-------- Data records
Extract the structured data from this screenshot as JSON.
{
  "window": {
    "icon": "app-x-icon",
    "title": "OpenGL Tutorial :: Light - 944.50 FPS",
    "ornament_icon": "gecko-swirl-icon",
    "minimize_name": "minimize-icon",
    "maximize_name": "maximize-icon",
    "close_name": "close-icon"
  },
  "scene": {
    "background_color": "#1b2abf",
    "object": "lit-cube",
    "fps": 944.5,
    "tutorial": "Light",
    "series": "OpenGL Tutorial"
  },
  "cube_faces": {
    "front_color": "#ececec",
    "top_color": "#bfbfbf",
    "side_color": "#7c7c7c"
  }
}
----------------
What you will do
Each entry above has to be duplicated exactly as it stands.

Solved problem
Extract the structured data from this screenshot as JSON.
{
  "window": {
    "icon": "app-x-icon",
    "title": "OpenGL Tutorial :: Light - 944.50 FPS",
    "ornament_icon": "gecko-swirl-icon",
    "minimize_name": "minimize-icon",
    "maximize_name": "maximize-icon",
    "close_name": "close-icon"
  },
  "scene": {
    "background_color": "#1b2abf",
    "object": "lit-cube",
    "fps": 944.5,
    "tutorial": "Light",
    "series": "OpenGL Tutorial"
  },
  "cube_faces": {
    "front_color": "#ececec",
    "top_color": "#bfbfbf",
    "side_color": "#7c7c7c"
  }
}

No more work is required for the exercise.